U.S. Olympic Medalists Could Get Hit with Major IRS Taxes

Share Article

Tax Resolution Services, Co., reports that some American Olympians could be in search of tax relief when they return to the States with their hard-earned medals.

Tax Resolution Services

Tax Resolution Services, Co.®

It’s unfortunate that these hard-working athletes put everything they have into representing our country on the biggest stage of them all, only to come back to the States potentially owing hefty taxes to the IRS

America’s top athletes train hard and prepare for years to achieve their ultimate dream of performing on the Olympic stage. For the most part, Olympic athletes are supposed to retain amateur status, which means they do not get paid specifically for training or performing; however, Michael Rozbruch, CEO and founder of Tax Resolution Services, Co., reported in a recent blog post that a current stipulation in the U.S. Tax Code requires winning Olympic athletes to pay hefty taxes to the IRS on the medals and prize money they win during the Games. The value of the medals and the cash prizes Olympians receive for winning a medal are considered taxable income at a high rate of 35 percent, according to a Huffington Post article.

“It’s unfortunate that these hard-working athletes put everything they have into representing our country on the biggest stage of them all, only to come back to the States potentially owing hefty taxes to the IRS,” said Rozbruch. “The athletes who win may not realize how to report winnings and awards properly which means they could get hit with tax problems.”

The way the tax code is written as of now, the amount of taxes owed depends entirely on whether the athlete wins gold, silver, or bronze, and how many medals the athlete wins. For example: a gold medal is currently valued at approximately $675 and is accompanied by a cash bonus of $25,000, awarded by the U.S. Olympic Committee; a silver is worth $385 and a cash bonus of $15,000; and a bronze is worth under $5 but comes with a $10,000 cash bonus. For someone like swimmer Michael Phelps, who has won more than 20 medals (17 of them gold, as of this writing) over the course of three Olympic Games, that tax debt can really add up quickly. “Multiply those numbers by 35% and you’ll see how quickly the IRS tax debt adds up,” says Rozbruch.

However, help for the Olympians might be on the way. According to an article in the Tampa Bay Times’ PolitiFact section, U.S. Senator Marco Rubio (R-FL) introduced the Olympic Tax Elimination Act on August 1, 2012, which would allow U.S. Olympic winners to avoid paying taxes on their medals and earnings. So far, it’s unclear whether or not this bill will gain traction, but at least Olympic athletes have someone fighting for their hard-earned winnings.

Nonetheless, amateur Olympic athletes who win medals in the London Games could stand to face unexpected tax debt when the Olympics are over.

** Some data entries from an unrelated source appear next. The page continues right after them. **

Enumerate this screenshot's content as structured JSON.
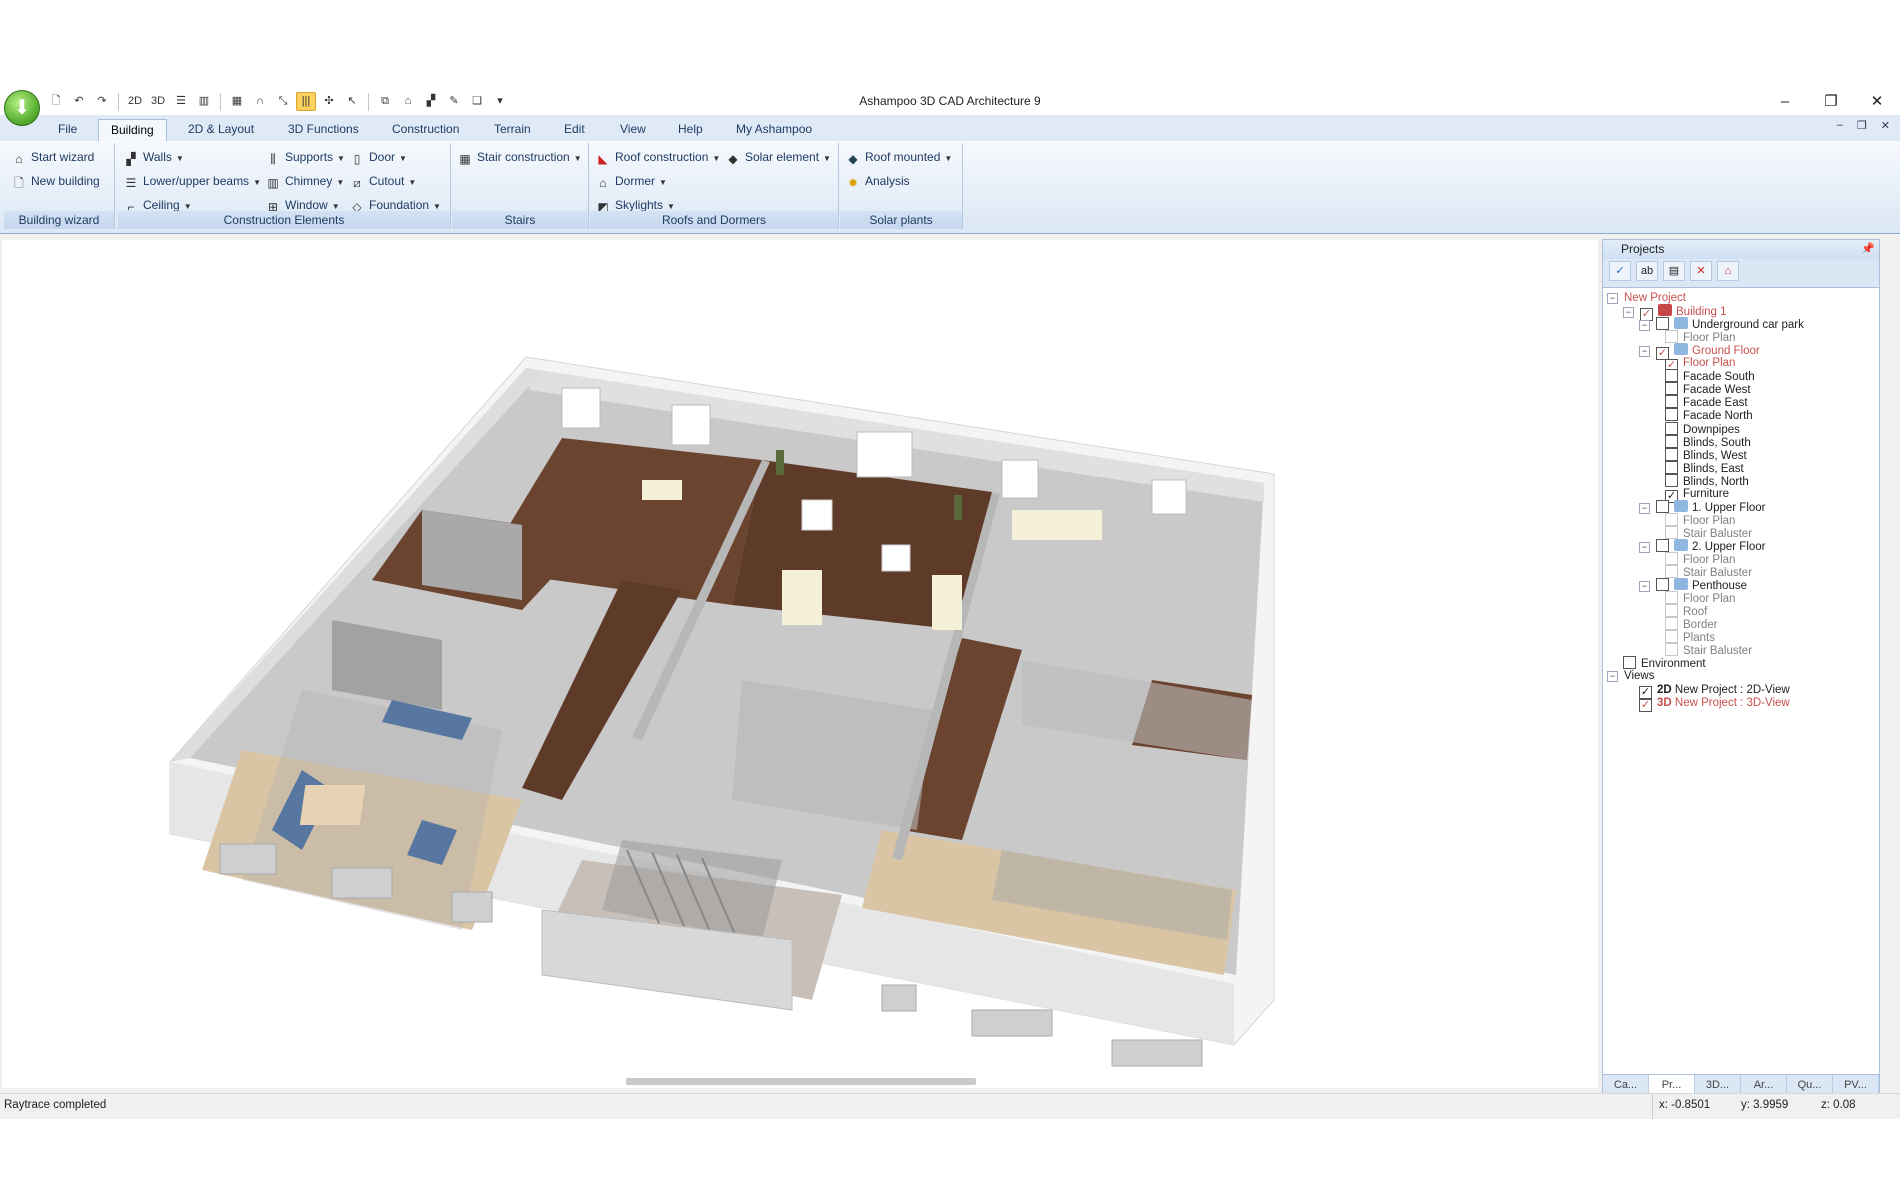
{
  "titlebar": {
    "title": "Ashampoo 3D CAD Architecture 9",
    "minimize": "–",
    "maximize": "❐",
    "close": "✕"
  },
  "quick_access": [
    {
      "icon": "new-doc-icon",
      "glyph": "🗋"
    },
    {
      "icon": "undo-icon",
      "glyph": "↶"
    },
    {
      "icon": "redo-icon",
      "glyph": "↷"
    },
    {
      "icon": "2d-view-icon",
      "glyph": "2D"
    },
    {
      "icon": "3d-view-icon",
      "glyph": "3D"
    },
    {
      "icon": "floors-icon",
      "glyph": "☰"
    },
    {
      "icon": "split-view-icon",
      "glyph": "▥"
    },
    {
      "icon": "grid-icon",
      "glyph": "▦"
    },
    {
      "icon": "magnet-icon",
      "glyph": "∩"
    },
    {
      "icon": "select-icon",
      "glyph": "⤡"
    },
    {
      "icon": "bars-icon",
      "glyph": "|||"
    },
    {
      "icon": "snap-icon",
      "glyph": "✣"
    },
    {
      "icon": "pointer-icon",
      "glyph": "↖"
    },
    {
      "icon": "copy-icon",
      "glyph": "⧉"
    },
    {
      "icon": "roof-icon",
      "glyph": "⌂"
    },
    {
      "icon": "terrain-icon",
      "glyph": "▞"
    },
    {
      "icon": "pen-icon",
      "glyph": "✎"
    },
    {
      "icon": "layers-icon",
      "glyph": "❏"
    },
    {
      "icon": "customize-icon",
      "glyph": "▾"
    }
  ],
  "tabs": [
    "File",
    "Building",
    "2D & Layout",
    "3D Functions",
    "Construction",
    "Terrain",
    "Edit",
    "View",
    "Help",
    "My Ashampoo"
  ],
  "selected_tab": "Building",
  "ribbon": {
    "building_wizard": {
      "label": "Building wizard",
      "start": "Start wizard",
      "new": "New building"
    },
    "construction_elements": {
      "label": "Construction Elements",
      "walls": "Walls",
      "beams": "Lower/upper beams",
      "ceiling": "Ceiling",
      "supports": "Supports",
      "chimney": "Chimney",
      "window": "Window",
      "door": "Door",
      "cutout": "Cutout",
      "foundation": "Foundation"
    },
    "stairs": {
      "label": "Stairs",
      "stair_construction": "Stair construction"
    },
    "roofs": {
      "label": "Roofs and Dormers",
      "roof_construction": "Roof construction",
      "dormer": "Dormer",
      "skylights": "Skylights",
      "solar_element": "Solar element"
    },
    "solar": {
      "label": "Solar plants",
      "roof_mounted": "Roof mounted",
      "analysis": "Analysis"
    }
  },
  "panel": {
    "title": "Projects",
    "tree": [
      {
        "label": "New Project",
        "level": 0,
        "exp": "⊟",
        "cb": null,
        "style": "hl"
      },
      {
        "label": "Building 1",
        "level": 1,
        "exp": "⊟",
        "cb": "✓",
        "style": "hl",
        "icon": "building-icon"
      },
      {
        "label": "Underground car park",
        "level": 2,
        "exp": "⊟",
        "cb": "",
        "style": "",
        "icon": "floor-icon"
      },
      {
        "label": "Floor Plan",
        "level": 3,
        "exp": null,
        "cb": "",
        "style": "dim"
      },
      {
        "label": "Ground Floor",
        "level": 2,
        "exp": "⊟",
        "cb": "✓",
        "style": "hl",
        "icon": "floor-icon"
      },
      {
        "label": "Floor Plan",
        "level": 3,
        "exp": null,
        "cb": "✓",
        "style": "hl"
      },
      {
        "label": "Facade South",
        "level": 3,
        "exp": null,
        "cb": "",
        "style": ""
      },
      {
        "label": "Facade West",
        "level": 3,
        "exp": null,
        "cb": "",
        "style": ""
      },
      {
        "label": "Facade East",
        "level": 3,
        "exp": null,
        "cb": "",
        "style": ""
      },
      {
        "label": "Facade North",
        "level": 3,
        "exp": null,
        "cb": "",
        "style": ""
      },
      {
        "label": "Downpipes",
        "level": 3,
        "exp": null,
        "cb": "",
        "style": ""
      },
      {
        "label": "Blinds, South",
        "level": 3,
        "exp": null,
        "cb": "",
        "style": ""
      },
      {
        "label": "Blinds, West",
        "level": 3,
        "exp": null,
        "cb": "",
        "style": ""
      },
      {
        "label": "Blinds, East",
        "level": 3,
        "exp": null,
        "cb": "",
        "style": ""
      },
      {
        "label": "Blinds, North",
        "level": 3,
        "exp": null,
        "cb": "",
        "style": ""
      },
      {
        "label": "Furniture",
        "level": 3,
        "exp": null,
        "cb": "✓",
        "style": ""
      },
      {
        "label": "1. Upper Floor",
        "level": 2,
        "exp": "⊟",
        "cb": "",
        "style": "",
        "icon": "floor-icon"
      },
      {
        "label": "Floor Plan",
        "level": 3,
        "exp": null,
        "cb": "",
        "style": "dim"
      },
      {
        "label": "Stair Baluster",
        "level": 3,
        "exp": null,
        "cb": "",
        "style": "dim"
      },
      {
        "label": "2. Upper Floor",
        "level": 2,
        "exp": "⊟",
        "cb": "",
        "style": "",
        "icon": "floor-icon"
      },
      {
        "label": "Floor Plan",
        "level": 3,
        "exp": null,
        "cb": "",
        "style": "dim"
      },
      {
        "label": "Stair Baluster",
        "level": 3,
        "exp": null,
        "cb": "",
        "style": "dim"
      },
      {
        "label": "Penthouse",
        "level": 2,
        "exp": "⊟",
        "cb": "",
        "style": "",
        "icon": "floor-icon"
      },
      {
        "label": "Floor Plan",
        "level": 3,
        "exp": null,
        "cb": "",
        "style": "dim"
      },
      {
        "label": "Roof",
        "level": 3,
        "exp": null,
        "cb": "",
        "style": "dim"
      },
      {
        "label": "Border",
        "level": 3,
        "exp": null,
        "cb": "",
        "style": "dim"
      },
      {
        "label": "Plants",
        "level": 3,
        "exp": null,
        "cb": "",
        "style": "dim"
      },
      {
        "label": "Stair Baluster",
        "level": 3,
        "exp": null,
        "cb": "",
        "style": "dim"
      },
      {
        "label": "Environment",
        "level": 1,
        "exp": null,
        "cb": "",
        "style": ""
      },
      {
        "label": "Views",
        "level": 0,
        "exp": "⊟",
        "cb": null,
        "style": ""
      },
      {
        "label": "New Project : 2D-View",
        "level": 2,
        "exp": null,
        "cb": "✓",
        "style": "",
        "prefix": "2D"
      },
      {
        "label": "New Project : 3D-View",
        "level": 2,
        "exp": null,
        "cb": "✓",
        "style": "hl",
        "prefix": "3D"
      }
    ],
    "bottom_tabs": [
      "Ca...",
      "Pr...",
      "3D...",
      "Ar...",
      "Qu...",
      "PV..."
    ]
  },
  "status": {
    "text": "Raytrace completed",
    "x": "x: -0.8501",
    "y": "y: 3.9959",
    "z": "z: 0.08"
  },
  "colors": {
    "highlight_text": "#c8504d",
    "ribbon_label": "#1e3b62",
    "floor_wood": "#6b4430",
    "floor_beige": "#d9c4a4"
  }
}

It’s important for these athletes to realize that they do have tax rights, and they can seek tax relief with the assistance of a certified, expert tax representative before simply cutting a check for more than one-third of their winnings.
Visit Michael Rozbruch’s Tax Resolution blog for more on this and other key tax issues facing the nation.

About Tax Resolution Services, Co. (TRS)
The tax attorneys, CPAs, EAs, and tax relief professionals at Tax Resolution Services, Co., pioneered the tax resolution industry. They have successfully settled thousands of cases over the past 14 years, and are committed to providing affordable, competitive solutions to businesses and individuals. Got IRS stress? Contact TRS. To find out how TRS can help, or to receive a free tax problem consultation, visit http://www.taxresolution.com or call (888) 851-5894.

Share article on social media or email:

View article via:

Pdf Print

Contact Author

Becky Stephens

IRS Tax Relief Consultation
Follow us on
Visit website